[Task directions]:
From the entries below, work out the number of lines that hold the word "title", and give that number alone.

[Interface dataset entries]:
--

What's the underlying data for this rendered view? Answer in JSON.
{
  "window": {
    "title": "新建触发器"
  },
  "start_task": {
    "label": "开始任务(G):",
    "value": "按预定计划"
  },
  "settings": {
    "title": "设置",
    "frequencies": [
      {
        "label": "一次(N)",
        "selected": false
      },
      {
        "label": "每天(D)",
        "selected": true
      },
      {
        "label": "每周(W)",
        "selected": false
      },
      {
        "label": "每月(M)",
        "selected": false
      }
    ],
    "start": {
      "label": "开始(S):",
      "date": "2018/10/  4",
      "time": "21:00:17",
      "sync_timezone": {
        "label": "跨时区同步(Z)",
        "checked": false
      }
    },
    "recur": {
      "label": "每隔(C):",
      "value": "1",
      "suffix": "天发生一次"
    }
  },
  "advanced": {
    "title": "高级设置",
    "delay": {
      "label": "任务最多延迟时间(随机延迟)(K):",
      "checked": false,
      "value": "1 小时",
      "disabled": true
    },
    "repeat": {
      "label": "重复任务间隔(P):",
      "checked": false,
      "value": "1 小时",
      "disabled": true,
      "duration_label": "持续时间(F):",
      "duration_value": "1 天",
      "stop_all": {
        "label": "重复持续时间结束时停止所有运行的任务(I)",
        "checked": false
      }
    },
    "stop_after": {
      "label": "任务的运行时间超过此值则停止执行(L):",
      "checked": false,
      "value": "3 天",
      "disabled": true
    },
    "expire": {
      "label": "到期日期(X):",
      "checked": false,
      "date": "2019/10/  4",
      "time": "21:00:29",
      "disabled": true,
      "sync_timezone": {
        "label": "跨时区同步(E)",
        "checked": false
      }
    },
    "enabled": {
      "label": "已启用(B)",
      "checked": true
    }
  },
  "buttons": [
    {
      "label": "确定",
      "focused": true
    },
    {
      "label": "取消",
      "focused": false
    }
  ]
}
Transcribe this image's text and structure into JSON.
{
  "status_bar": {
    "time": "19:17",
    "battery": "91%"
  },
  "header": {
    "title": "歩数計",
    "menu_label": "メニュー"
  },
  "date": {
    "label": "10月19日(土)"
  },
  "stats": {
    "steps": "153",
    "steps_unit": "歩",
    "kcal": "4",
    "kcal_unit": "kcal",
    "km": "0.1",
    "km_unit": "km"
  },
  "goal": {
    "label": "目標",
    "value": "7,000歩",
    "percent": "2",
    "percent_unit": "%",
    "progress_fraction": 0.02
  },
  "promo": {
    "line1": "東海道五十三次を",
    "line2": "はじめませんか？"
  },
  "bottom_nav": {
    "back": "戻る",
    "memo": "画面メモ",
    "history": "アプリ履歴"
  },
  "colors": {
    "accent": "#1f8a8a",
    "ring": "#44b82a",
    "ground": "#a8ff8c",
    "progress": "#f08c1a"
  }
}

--

[Exercise response]:
4